[Component data from apps and pages]
§ §

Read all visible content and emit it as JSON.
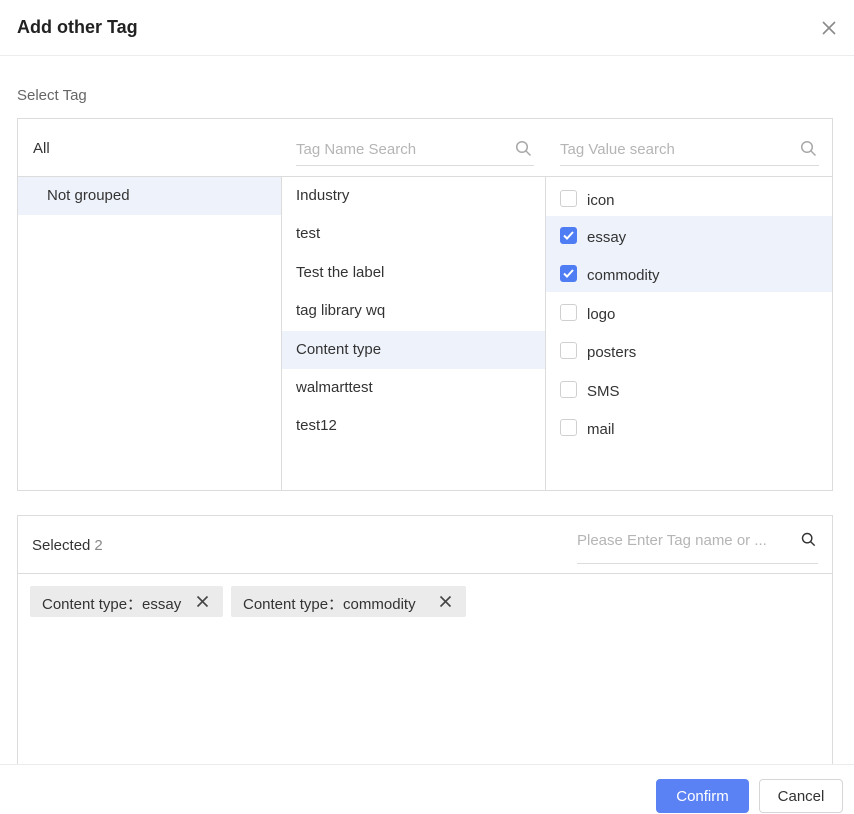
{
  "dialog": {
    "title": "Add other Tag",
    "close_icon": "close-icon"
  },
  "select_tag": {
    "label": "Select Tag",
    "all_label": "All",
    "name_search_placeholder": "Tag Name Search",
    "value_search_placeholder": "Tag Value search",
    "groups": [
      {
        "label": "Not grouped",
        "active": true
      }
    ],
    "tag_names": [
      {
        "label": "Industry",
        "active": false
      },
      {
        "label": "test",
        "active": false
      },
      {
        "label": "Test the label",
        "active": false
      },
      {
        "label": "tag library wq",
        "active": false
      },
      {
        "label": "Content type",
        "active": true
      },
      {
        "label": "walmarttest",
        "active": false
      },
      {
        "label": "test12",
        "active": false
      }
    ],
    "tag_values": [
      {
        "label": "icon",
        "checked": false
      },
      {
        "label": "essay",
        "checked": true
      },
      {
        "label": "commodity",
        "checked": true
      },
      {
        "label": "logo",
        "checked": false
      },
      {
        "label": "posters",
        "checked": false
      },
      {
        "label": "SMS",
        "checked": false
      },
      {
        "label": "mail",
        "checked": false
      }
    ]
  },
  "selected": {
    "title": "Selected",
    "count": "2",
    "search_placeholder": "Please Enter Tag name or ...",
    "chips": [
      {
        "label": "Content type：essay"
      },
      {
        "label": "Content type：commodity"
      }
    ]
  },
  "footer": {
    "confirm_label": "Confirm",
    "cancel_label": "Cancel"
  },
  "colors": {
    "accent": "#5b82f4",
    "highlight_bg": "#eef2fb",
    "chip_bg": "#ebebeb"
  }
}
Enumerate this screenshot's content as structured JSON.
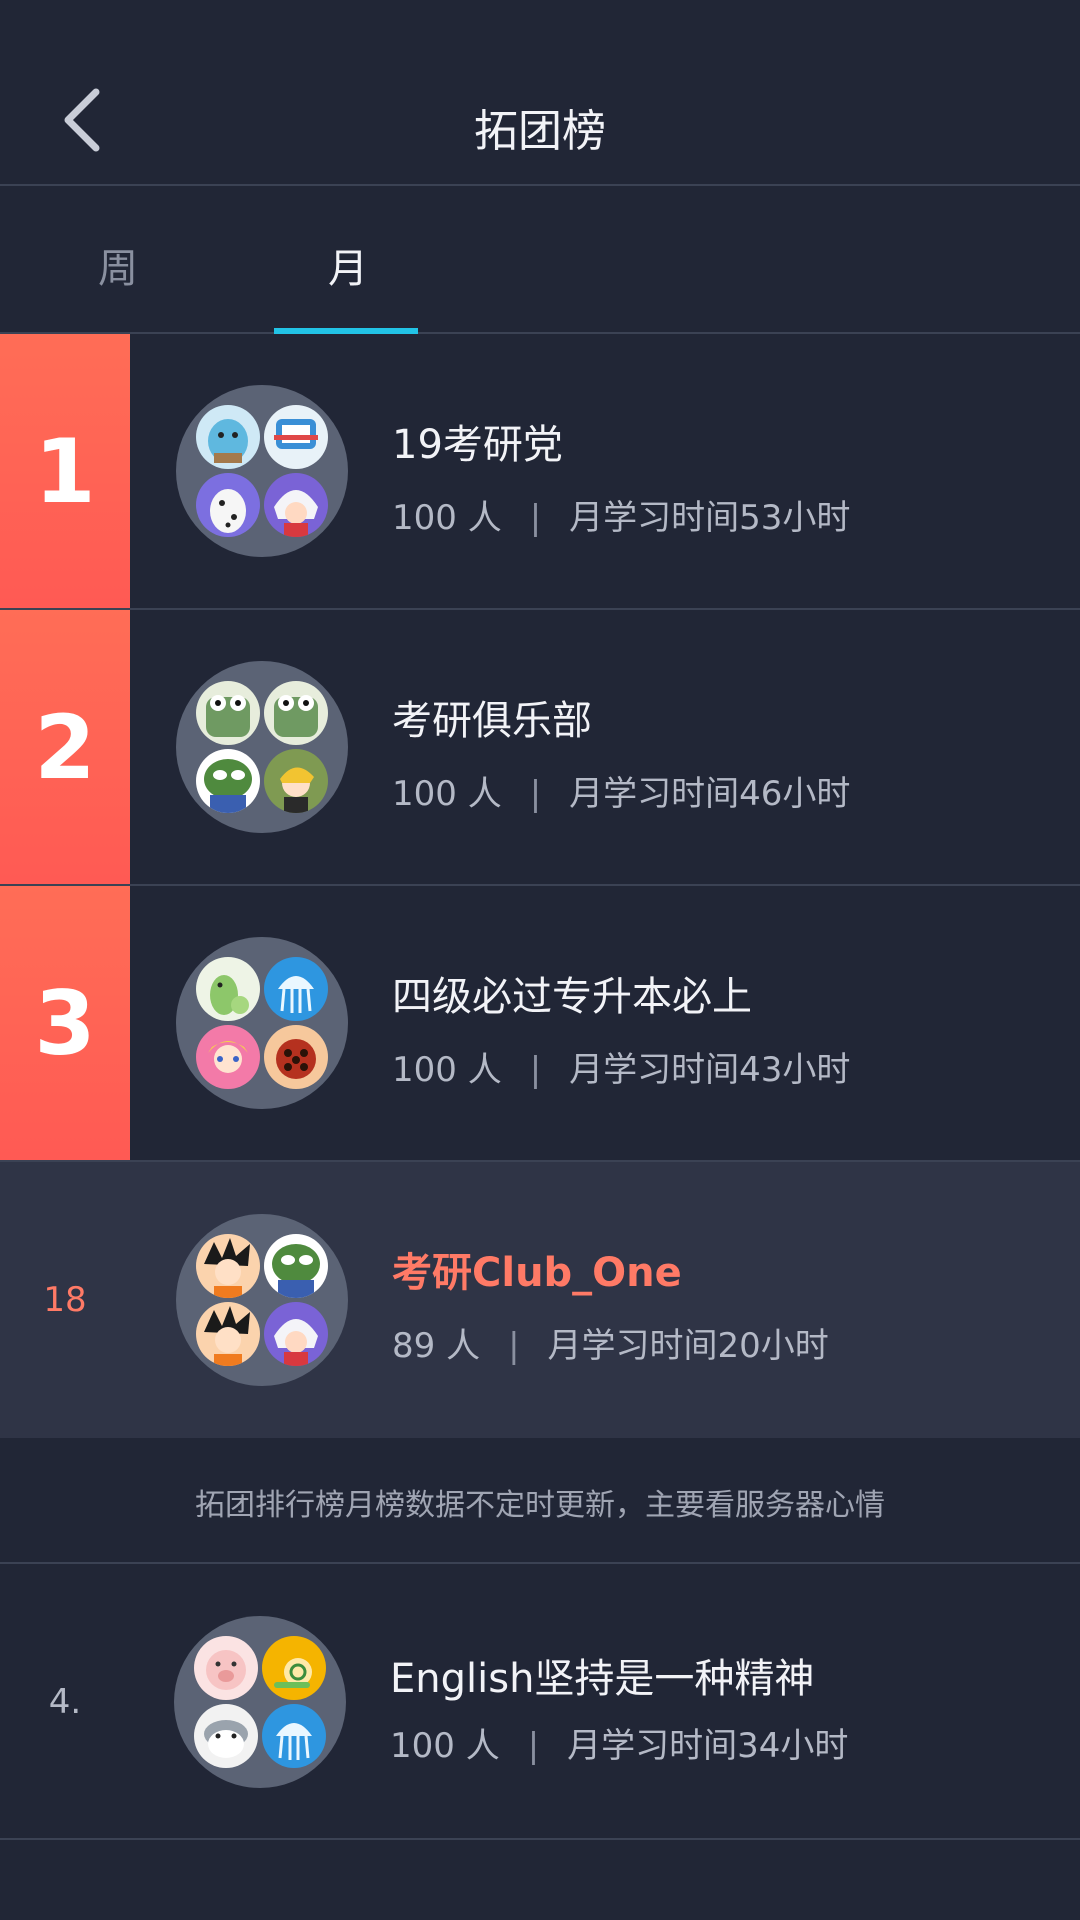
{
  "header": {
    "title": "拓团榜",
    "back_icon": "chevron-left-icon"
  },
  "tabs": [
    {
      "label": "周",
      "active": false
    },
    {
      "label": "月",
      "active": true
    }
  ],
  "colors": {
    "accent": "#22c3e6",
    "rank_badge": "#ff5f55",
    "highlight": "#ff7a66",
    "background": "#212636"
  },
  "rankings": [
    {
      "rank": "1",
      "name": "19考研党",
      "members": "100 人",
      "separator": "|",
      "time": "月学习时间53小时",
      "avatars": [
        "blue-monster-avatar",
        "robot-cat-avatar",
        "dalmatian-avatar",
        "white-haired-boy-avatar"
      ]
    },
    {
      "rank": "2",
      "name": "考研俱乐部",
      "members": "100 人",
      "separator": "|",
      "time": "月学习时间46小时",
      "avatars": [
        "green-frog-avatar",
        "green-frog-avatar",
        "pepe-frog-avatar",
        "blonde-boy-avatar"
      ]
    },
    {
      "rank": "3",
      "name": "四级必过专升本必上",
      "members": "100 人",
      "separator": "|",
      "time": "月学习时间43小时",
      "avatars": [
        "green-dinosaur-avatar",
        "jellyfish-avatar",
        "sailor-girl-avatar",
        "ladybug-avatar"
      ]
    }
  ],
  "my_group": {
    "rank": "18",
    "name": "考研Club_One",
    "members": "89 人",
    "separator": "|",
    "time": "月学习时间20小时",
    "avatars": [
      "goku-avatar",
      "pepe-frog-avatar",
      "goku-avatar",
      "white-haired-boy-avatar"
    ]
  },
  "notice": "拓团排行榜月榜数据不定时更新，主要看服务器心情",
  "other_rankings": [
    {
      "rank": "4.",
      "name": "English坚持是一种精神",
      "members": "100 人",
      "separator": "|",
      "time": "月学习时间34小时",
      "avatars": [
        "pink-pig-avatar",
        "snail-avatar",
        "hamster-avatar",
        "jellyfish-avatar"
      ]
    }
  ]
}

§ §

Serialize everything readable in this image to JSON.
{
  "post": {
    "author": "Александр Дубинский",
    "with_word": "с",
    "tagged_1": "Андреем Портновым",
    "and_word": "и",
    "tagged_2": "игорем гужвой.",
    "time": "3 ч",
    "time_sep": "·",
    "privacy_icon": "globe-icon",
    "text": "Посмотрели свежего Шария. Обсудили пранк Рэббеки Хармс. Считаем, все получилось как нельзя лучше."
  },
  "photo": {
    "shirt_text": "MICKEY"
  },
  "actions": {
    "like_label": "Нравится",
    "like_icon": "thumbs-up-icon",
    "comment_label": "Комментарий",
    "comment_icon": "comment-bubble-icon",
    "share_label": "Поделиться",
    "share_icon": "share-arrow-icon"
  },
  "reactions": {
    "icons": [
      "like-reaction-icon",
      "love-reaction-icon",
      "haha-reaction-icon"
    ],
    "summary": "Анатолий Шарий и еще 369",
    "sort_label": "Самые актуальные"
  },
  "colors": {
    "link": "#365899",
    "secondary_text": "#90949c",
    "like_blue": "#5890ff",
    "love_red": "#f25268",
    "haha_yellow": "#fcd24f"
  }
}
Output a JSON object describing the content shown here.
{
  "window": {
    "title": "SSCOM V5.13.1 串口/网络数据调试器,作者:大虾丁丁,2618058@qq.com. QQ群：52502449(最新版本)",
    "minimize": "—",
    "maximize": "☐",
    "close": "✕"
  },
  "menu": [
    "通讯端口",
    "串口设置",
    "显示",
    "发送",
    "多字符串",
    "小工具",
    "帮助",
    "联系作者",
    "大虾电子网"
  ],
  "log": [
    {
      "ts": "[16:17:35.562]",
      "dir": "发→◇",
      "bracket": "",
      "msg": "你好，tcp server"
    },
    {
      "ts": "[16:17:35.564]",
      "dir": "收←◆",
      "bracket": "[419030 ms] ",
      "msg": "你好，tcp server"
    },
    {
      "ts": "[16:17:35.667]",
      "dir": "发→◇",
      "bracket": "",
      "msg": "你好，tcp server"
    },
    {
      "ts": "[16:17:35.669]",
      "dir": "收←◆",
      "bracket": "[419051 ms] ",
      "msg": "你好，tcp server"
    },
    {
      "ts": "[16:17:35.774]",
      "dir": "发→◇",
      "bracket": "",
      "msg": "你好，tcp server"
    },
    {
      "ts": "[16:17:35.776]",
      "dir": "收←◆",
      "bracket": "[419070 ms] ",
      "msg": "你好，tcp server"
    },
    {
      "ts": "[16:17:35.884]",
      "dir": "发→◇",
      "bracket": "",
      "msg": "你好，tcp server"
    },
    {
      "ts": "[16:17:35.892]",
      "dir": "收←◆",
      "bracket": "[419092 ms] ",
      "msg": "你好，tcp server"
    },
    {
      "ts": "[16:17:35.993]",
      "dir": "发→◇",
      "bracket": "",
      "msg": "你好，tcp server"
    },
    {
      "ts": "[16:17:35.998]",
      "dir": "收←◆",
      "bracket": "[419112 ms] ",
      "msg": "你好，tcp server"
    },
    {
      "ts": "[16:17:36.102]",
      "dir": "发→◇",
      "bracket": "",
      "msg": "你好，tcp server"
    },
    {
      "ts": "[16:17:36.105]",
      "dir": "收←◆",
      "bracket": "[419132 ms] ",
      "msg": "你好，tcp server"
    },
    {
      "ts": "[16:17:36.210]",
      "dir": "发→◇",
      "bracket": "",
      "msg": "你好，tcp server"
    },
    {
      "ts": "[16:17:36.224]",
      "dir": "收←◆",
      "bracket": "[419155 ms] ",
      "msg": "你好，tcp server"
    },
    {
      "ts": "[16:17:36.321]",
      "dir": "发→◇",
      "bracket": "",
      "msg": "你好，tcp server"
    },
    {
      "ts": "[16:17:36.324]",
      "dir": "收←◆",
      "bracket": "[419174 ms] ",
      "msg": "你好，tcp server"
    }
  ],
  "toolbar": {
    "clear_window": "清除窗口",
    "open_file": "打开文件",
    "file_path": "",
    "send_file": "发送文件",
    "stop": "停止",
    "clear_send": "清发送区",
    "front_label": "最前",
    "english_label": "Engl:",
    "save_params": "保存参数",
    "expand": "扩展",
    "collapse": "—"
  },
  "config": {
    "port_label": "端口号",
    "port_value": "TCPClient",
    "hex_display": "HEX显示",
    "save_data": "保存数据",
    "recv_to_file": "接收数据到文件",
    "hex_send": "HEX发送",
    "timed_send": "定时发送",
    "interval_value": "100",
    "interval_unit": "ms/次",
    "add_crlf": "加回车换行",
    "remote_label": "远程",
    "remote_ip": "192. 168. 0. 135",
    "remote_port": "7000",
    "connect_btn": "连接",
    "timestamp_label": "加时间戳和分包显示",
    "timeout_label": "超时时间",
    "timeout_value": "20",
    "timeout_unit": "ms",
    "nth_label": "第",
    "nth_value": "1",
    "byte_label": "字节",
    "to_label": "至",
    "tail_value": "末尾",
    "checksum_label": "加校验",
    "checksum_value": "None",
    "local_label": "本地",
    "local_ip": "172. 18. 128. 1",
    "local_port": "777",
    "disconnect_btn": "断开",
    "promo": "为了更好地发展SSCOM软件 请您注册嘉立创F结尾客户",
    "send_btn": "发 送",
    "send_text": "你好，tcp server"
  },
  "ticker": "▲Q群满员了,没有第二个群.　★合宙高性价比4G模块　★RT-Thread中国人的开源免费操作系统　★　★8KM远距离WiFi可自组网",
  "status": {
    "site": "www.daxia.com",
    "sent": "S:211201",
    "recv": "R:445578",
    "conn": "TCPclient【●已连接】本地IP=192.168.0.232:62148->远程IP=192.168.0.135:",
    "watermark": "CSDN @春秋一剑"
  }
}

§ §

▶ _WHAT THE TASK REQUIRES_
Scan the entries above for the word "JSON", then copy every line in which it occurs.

▶ _EXERCISE SOLUTION_
Read all visible content and emit it as JSON.
Enumerate this screenshot's content as structured JSON.
Serialize everything readable in this image to JSON.
Output a JSON object describing the content shown here.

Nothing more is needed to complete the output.